An empirical investigation of two assumptions of motivation testing in captive starlings (Sturnus vulgaris): Do animals have an energy budget to spend? and does cost reduce demand?
2009 (English)In: APPLIED ANIMAL BEHAVIOUR SCIENCE, ISSN 0168-1591 , Vol. 118, no 3-4, 152-160 p.Article in journal (Refereed) Published
The use of demand curves to derive estimates of motivational strength is a popular method for measuring animals preferences for a range of different resources in applied animal behaviour research. In a typical experiment, an animal pays a gradually increasing cost (e.g. by pushing through a weighted door) in order to access a resource it wants or needs. The resulting demand curves are used to calculate several measures of the strength of the animals motivation to access the resource. We tested two assumptions that underlie the majority of applications of this approach: first, that animals have a fixed energy budget to spend on access to resources: and second, that the effect of price on demand is not greatly influenced by the order or magnitude of the price changes. Sixteen European starlings (Sturnus vulgaris) were trained to push through weighted doors to gain access to one of two resources, either a tray of turf, or protective foliage cover. In the first stage of the experiment reservation prices were established for each bird by daily increasing the force necessary to open the door until the bird no longer accessed the resource.

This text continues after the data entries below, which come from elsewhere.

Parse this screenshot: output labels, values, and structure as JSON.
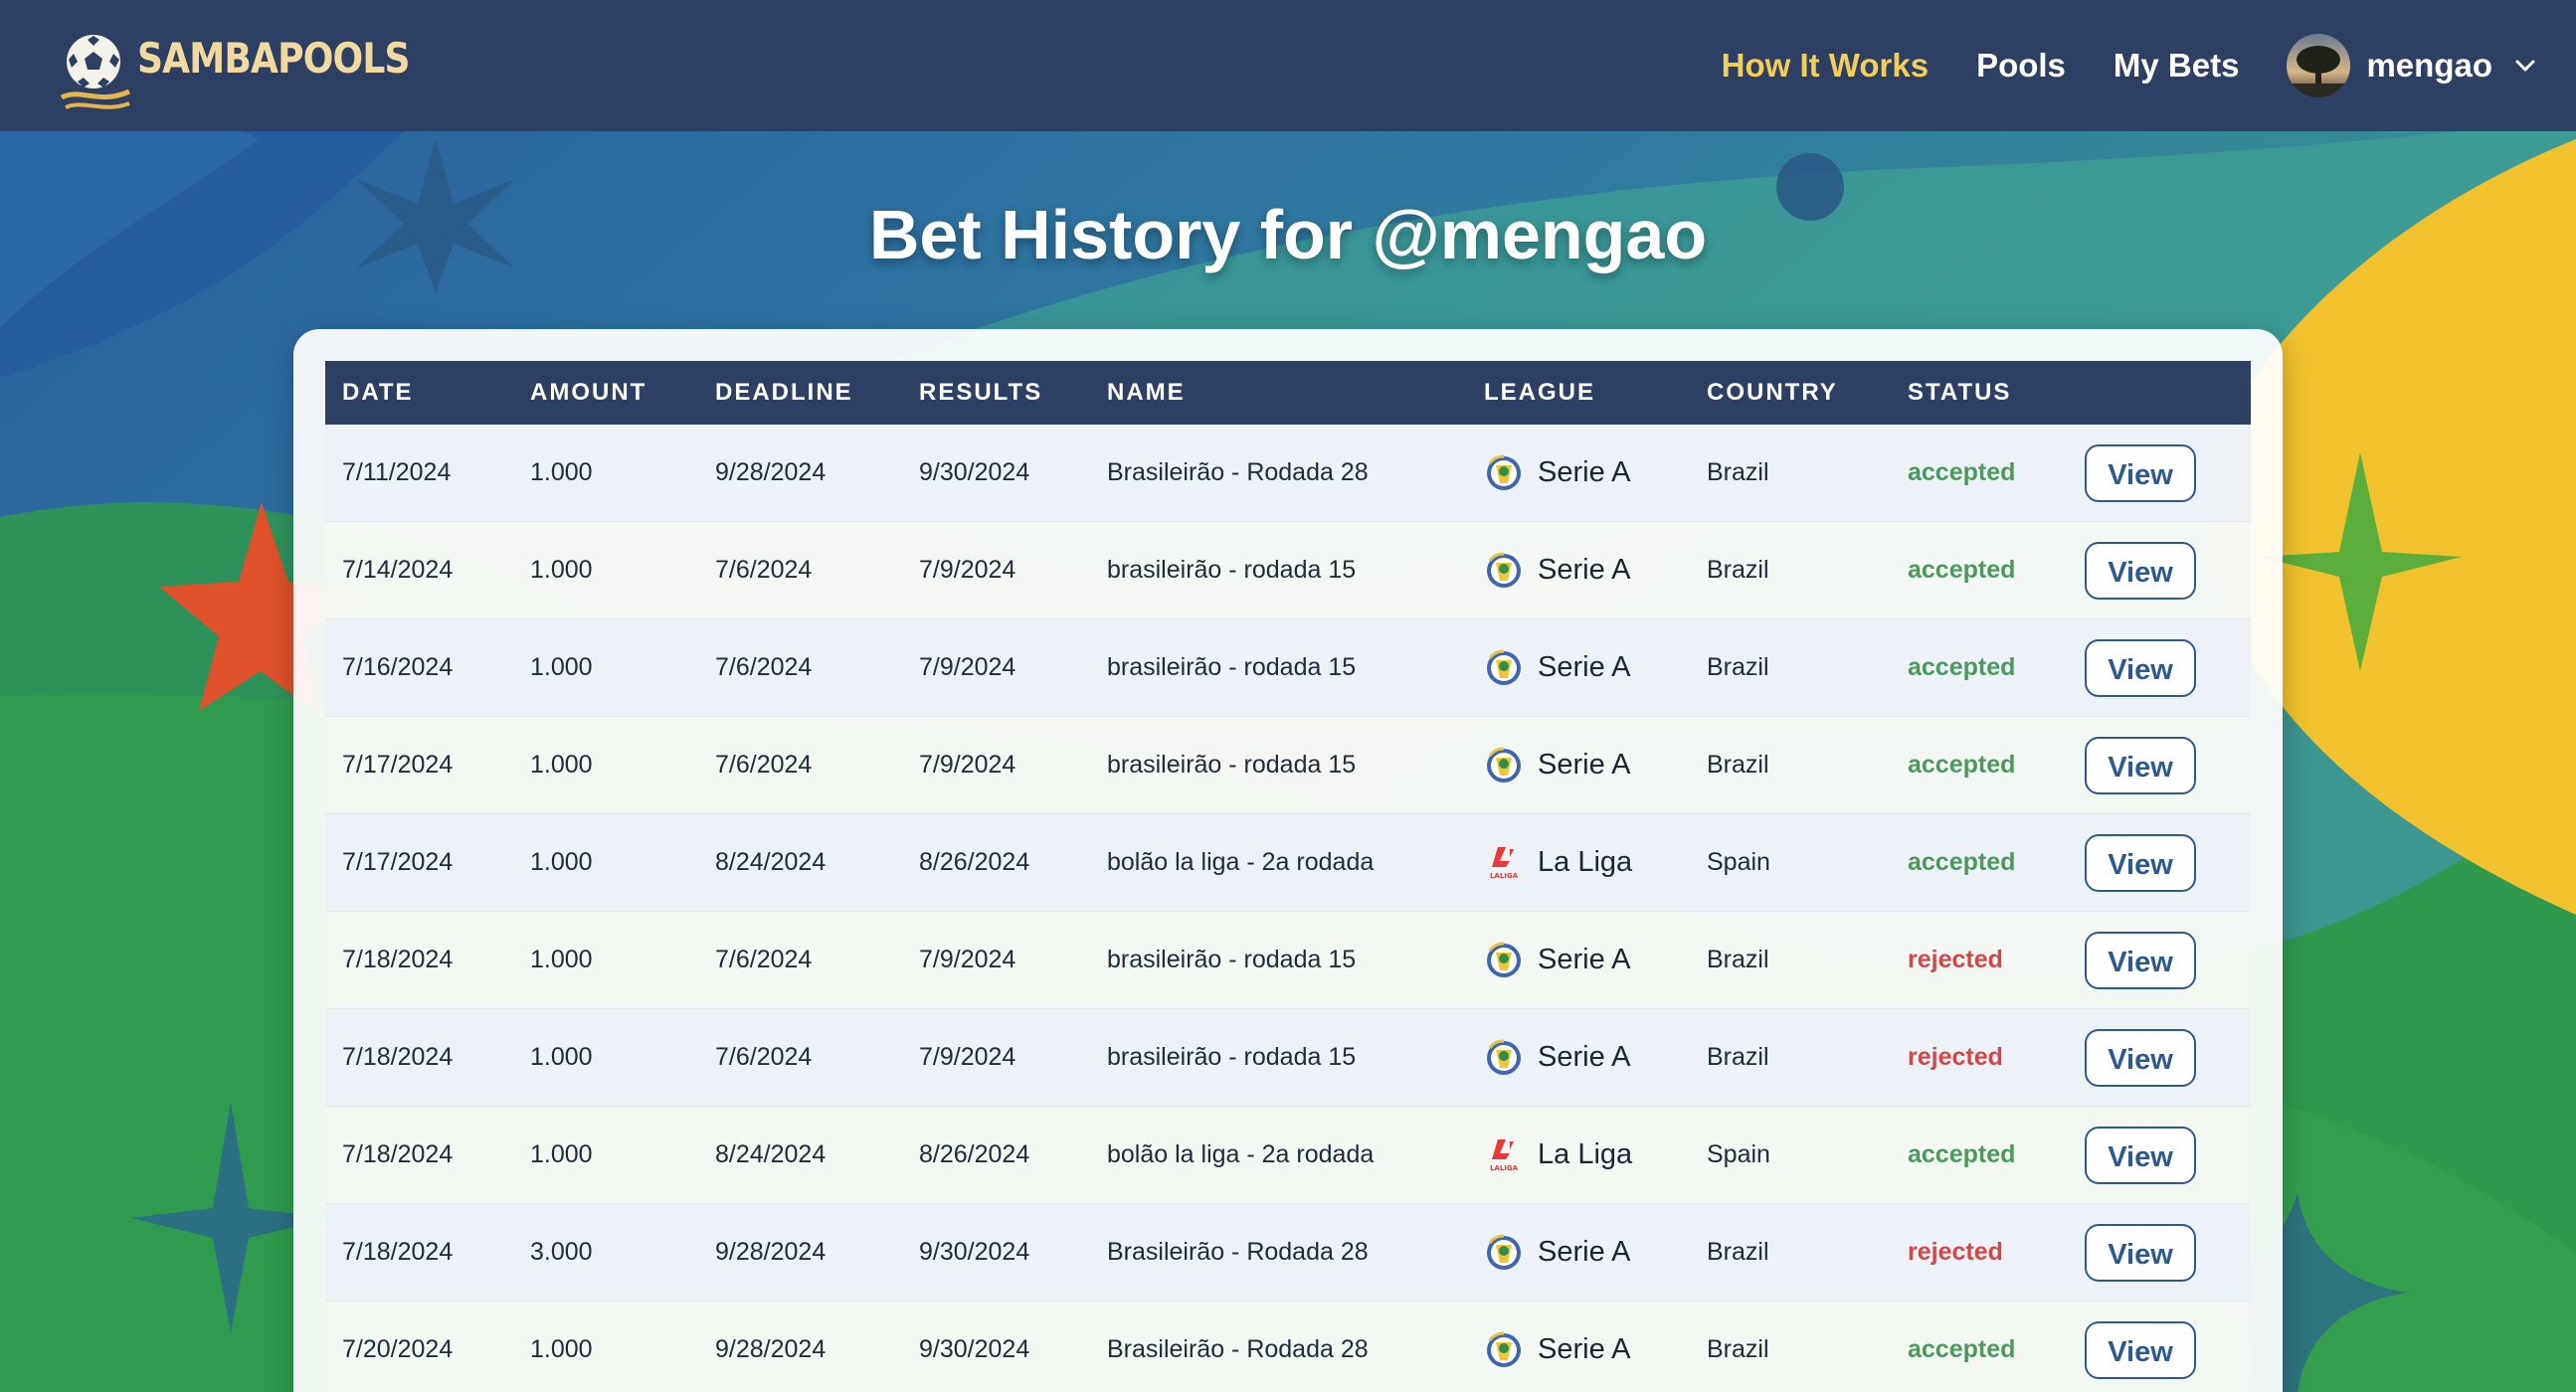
{
  "brand": {
    "name": "SAMBAPOOLS"
  },
  "nav": {
    "links": [
      {
        "label": "How It Works",
        "active": true
      },
      {
        "label": "Pools",
        "active": false
      },
      {
        "label": "My Bets",
        "active": false
      }
    ],
    "user": {
      "name": "mengao"
    }
  },
  "page": {
    "title": "Bet History for @mengao"
  },
  "table": {
    "headers": {
      "date": "DATE",
      "amount": "AMOUNT",
      "deadline": "DEADLINE",
      "results": "RESULTS",
      "name": "NAME",
      "league": "LEAGUE",
      "country": "COUNTRY",
      "status": "STATUS",
      "action": ""
    },
    "rows": [
      {
        "date": "7/11/2024",
        "amount": "1.000",
        "deadline": "9/28/2024",
        "results": "9/30/2024",
        "name": "Brasileirão - Rodada 28",
        "league": "Serie A",
        "league_icon": "serie-a-logo-icon",
        "country": "Brazil",
        "status": "accepted",
        "action": "View"
      },
      {
        "date": "7/14/2024",
        "amount": "1.000",
        "deadline": "7/6/2024",
        "results": "7/9/2024",
        "name": "brasileirão - rodada 15",
        "league": "Serie A",
        "league_icon": "serie-a-logo-icon",
        "country": "Brazil",
        "status": "accepted",
        "action": "View"
      },
      {
        "date": "7/16/2024",
        "amount": "1.000",
        "deadline": "7/6/2024",
        "results": "7/9/2024",
        "name": "brasileirão - rodada 15",
        "league": "Serie A",
        "league_icon": "serie-a-logo-icon",
        "country": "Brazil",
        "status": "accepted",
        "action": "View"
      },
      {
        "date": "7/17/2024",
        "amount": "1.000",
        "deadline": "7/6/2024",
        "results": "7/9/2024",
        "name": "brasileirão - rodada 15",
        "league": "Serie A",
        "league_icon": "serie-a-logo-icon",
        "country": "Brazil",
        "status": "accepted",
        "action": "View"
      },
      {
        "date": "7/17/2024",
        "amount": "1.000",
        "deadline": "8/24/2024",
        "results": "8/26/2024",
        "name": "bolão la liga - 2a rodada",
        "league": "La Liga",
        "league_icon": "laliga-logo-icon",
        "country": "Spain",
        "status": "accepted",
        "action": "View"
      },
      {
        "date": "7/18/2024",
        "amount": "1.000",
        "deadline": "7/6/2024",
        "results": "7/9/2024",
        "name": "brasileirão - rodada 15",
        "league": "Serie A",
        "league_icon": "serie-a-logo-icon",
        "country": "Brazil",
        "status": "rejected",
        "action": "View"
      },
      {
        "date": "7/18/2024",
        "amount": "1.000",
        "deadline": "7/6/2024",
        "results": "7/9/2024",
        "name": "brasileirão - rodada 15",
        "league": "Serie A",
        "league_icon": "serie-a-logo-icon",
        "country": "Brazil",
        "status": "rejected",
        "action": "View"
      },
      {
        "date": "7/18/2024",
        "amount": "1.000",
        "deadline": "8/24/2024",
        "results": "8/26/2024",
        "name": "bolão la liga - 2a rodada",
        "league": "La Liga",
        "league_icon": "laliga-logo-icon",
        "country": "Spain",
        "status": "accepted",
        "action": "View"
      },
      {
        "date": "7/18/2024",
        "amount": "3.000",
        "deadline": "9/28/2024",
        "results": "9/30/2024",
        "name": "Brasileirão - Rodada 28",
        "league": "Serie A",
        "league_icon": "serie-a-logo-icon",
        "country": "Brazil",
        "status": "rejected",
        "action": "View"
      },
      {
        "date": "7/20/2024",
        "amount": "1.000",
        "deadline": "9/28/2024",
        "results": "9/30/2024",
        "name": "Brasileirão - Rodada 28",
        "league": "Serie A",
        "league_icon": "serie-a-logo-icon",
        "country": "Brazil",
        "status": "accepted",
        "action": "View"
      }
    ]
  },
  "colors": {
    "navbar": "#2d4063",
    "nav_active": "#f2cf5a",
    "accepted": "#4a9a5a",
    "rejected": "#d24848",
    "button_border": "#2d5a8e"
  }
}
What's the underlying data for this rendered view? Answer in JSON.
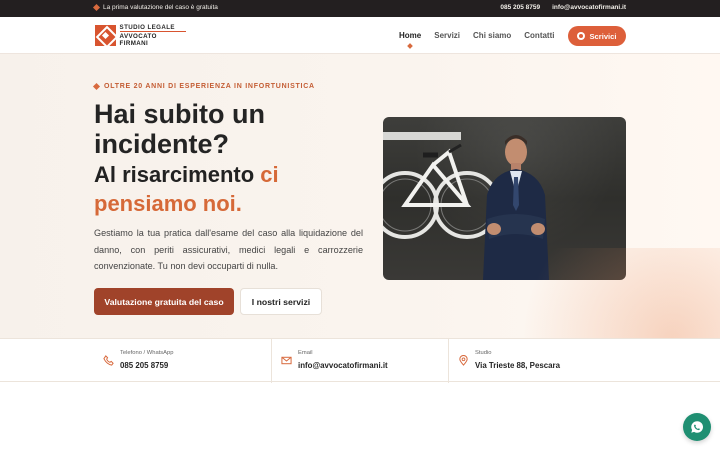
{
  "topbar": {
    "promo_text": "La prima valutazione del caso è gratuita",
    "phone": "085 205 8759",
    "email": "info@avvocatofirmani.it"
  },
  "logo": {
    "line1": "STUDIO LEGALE",
    "line2": "AVVOCATO FIRMANI"
  },
  "nav": {
    "items": [
      {
        "label": "Home",
        "active": true
      },
      {
        "label": "Servizi",
        "active": false
      },
      {
        "label": "Chi siamo",
        "active": false
      },
      {
        "label": "Contatti",
        "active": false
      }
    ],
    "cta_label": "Scrivici"
  },
  "hero": {
    "tagline": "OLTRE 20 ANNI DI ESPERIENZA IN INFORTUNISTICA",
    "headline": "Hai subito un incidente?",
    "subheadline_start": "Al risarcimento ",
    "subheadline_accent": "ci pensiamo noi.",
    "description": "Gestiamo la tua pratica dall'esame del caso alla liquidazione del danno, con periti assicurativi, medici legali e carrozzerie convenzionate. Tu non devi occuparti di nulla.",
    "primary_button": "Valutazione gratuita del caso",
    "secondary_button": "I nostri servizi"
  },
  "contact_bar": {
    "items": [
      {
        "label": "Telefono / WhatsApp",
        "value": "085 205 8759",
        "icon": "phone-icon"
      },
      {
        "label": "Email",
        "value": "info@avvocatofirmani.it",
        "icon": "mail-icon"
      },
      {
        "label": "Studio",
        "value": "Via Trieste 88, Pescara",
        "icon": "location-icon"
      }
    ]
  },
  "colors": {
    "accent": "#d86a3e",
    "primary_button": "#a0432a",
    "topbar_bg": "#231f20",
    "whatsapp": "#1f8f72"
  }
}
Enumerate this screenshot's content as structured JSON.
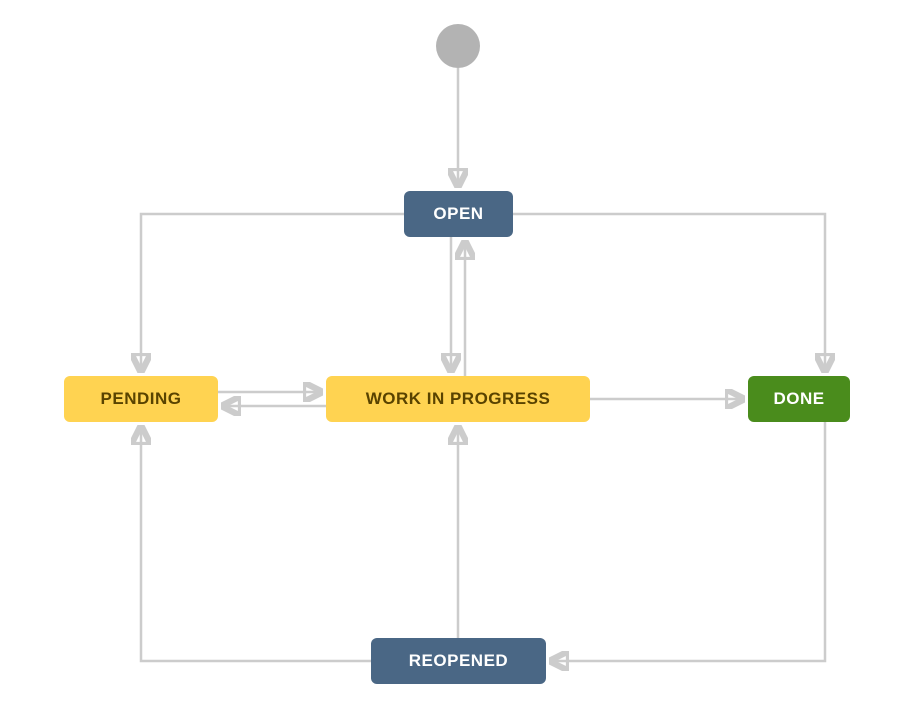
{
  "nodes": {
    "open": {
      "label": "OPEN",
      "color": "blue"
    },
    "pending": {
      "label": "PENDING",
      "color": "yellow"
    },
    "work_in_progress": {
      "label": "WORK IN PROGRESS",
      "color": "yellow"
    },
    "done": {
      "label": "DONE",
      "color": "green"
    },
    "reopened": {
      "label": "REOPENED",
      "color": "blue"
    }
  },
  "start_node": "start",
  "edges": [
    {
      "from": "start",
      "to": "open"
    },
    {
      "from": "open",
      "to": "pending"
    },
    {
      "from": "open",
      "to": "work_in_progress"
    },
    {
      "from": "work_in_progress",
      "to": "open"
    },
    {
      "from": "open",
      "to": "done"
    },
    {
      "from": "pending",
      "to": "work_in_progress"
    },
    {
      "from": "work_in_progress",
      "to": "pending"
    },
    {
      "from": "work_in_progress",
      "to": "done"
    },
    {
      "from": "reopened",
      "to": "pending"
    },
    {
      "from": "reopened",
      "to": "work_in_progress"
    },
    {
      "from": "done",
      "to": "reopened"
    }
  ],
  "palette": {
    "blue": "#4a6785",
    "yellow": "#ffd351",
    "yellow_text": "#594300",
    "green": "#4a8c1c",
    "arrow": "#cccccc",
    "start_circle": "#b3b3b3"
  }
}
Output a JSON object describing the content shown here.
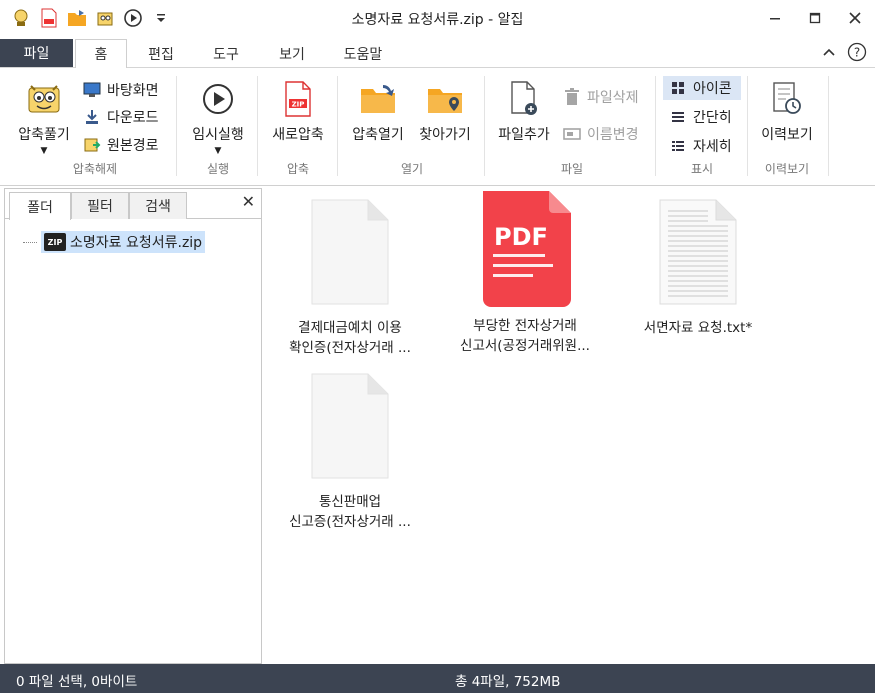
{
  "window": {
    "title": "소명자료 요청서류.zip - 알집"
  },
  "tabs": {
    "file": "파일",
    "items": [
      "홈",
      "편집",
      "도구",
      "보기",
      "도움말"
    ]
  },
  "ribbon": {
    "extract": {
      "big_label": "압축풀기",
      "desktop": "바탕화면",
      "download": "다운로드",
      "original_path": "원본경로",
      "group": "압축해제"
    },
    "run": {
      "label": "임시실행",
      "group": "실행"
    },
    "compress": {
      "label": "새로압축",
      "group": "압축"
    },
    "open": {
      "open_label": "압축열기",
      "find_label": "찾아가기",
      "group": "열기"
    },
    "file": {
      "add_label": "파일추가",
      "delete_label": "파일삭제",
      "rename_label": "이름변경",
      "group": "파일"
    },
    "view": {
      "icon": "아이콘",
      "simple": "간단히",
      "detail": "자세히",
      "group": "표시"
    },
    "history": {
      "label": "이력보기",
      "group": "이력보기"
    }
  },
  "left_panel": {
    "tabs": [
      "폴더",
      "필터",
      "검색"
    ],
    "close": "✕",
    "tree_root": "소명자료 요청서류.zip",
    "zip_badge": "ZIP"
  },
  "files": [
    {
      "line1": "결제대금예치 이용",
      "line2": "확인증(전자상거래 ...",
      "type": "blank"
    },
    {
      "line1": "부당한 전자상거래",
      "line2": "신고서(공정거래위원...",
      "type": "pdf",
      "badge": "PDF"
    },
    {
      "line1": "서면자료 요청.txt*",
      "line2": "",
      "type": "txt"
    },
    {
      "line1": "통신판매업",
      "line2": "신고증(전자상거래 ...",
      "type": "blank"
    }
  ],
  "status": {
    "left": "0 파일 선택,  0바이트",
    "right": "총 4파일,  752MB"
  },
  "colors": {
    "dark_bar": "#3c4452",
    "pdf_red": "#f2424a",
    "selected": "#cde3fb",
    "folder_orange": "#f5a623"
  }
}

In the next stage, five different forces, chosen to evenly cover the range between free entry and each individual birds reservation price, were presented in a random order under two levels of food availability. Overall, price was the most important determinant of demand. However, birds demand for resources was increased by food rationing, suggesting that the cost of pushing the weighted doors might not have been energy. Birds willingness to pay for a resource was also dependent upon the order in which the forces were presented, and specifically the contrast from the force presented the previous day. The results support the continued use of presenting costs on an ascending order to measure the demand in captive animals, but suggest that random order presentations can be used to check for order effects. We also suggest that the concept of a finite energy budget that animals have to spend on resources may not be useful in the measurement of captive animals preferences and that a different approach might be needed.
Place, publisher, year, edition, pages
2009. Vol. 118, no 3-4, 152-160 p.
Choice tests, Enrichment, Motivation, Preference tests, Time budget
IdentifiersURN: urn:nbn:se:liu:diva-18572DOI: 10.1016/j.applanim.2009.02.029OAI: oai:DiVA.org:liu-18572DiVA: diva2:220607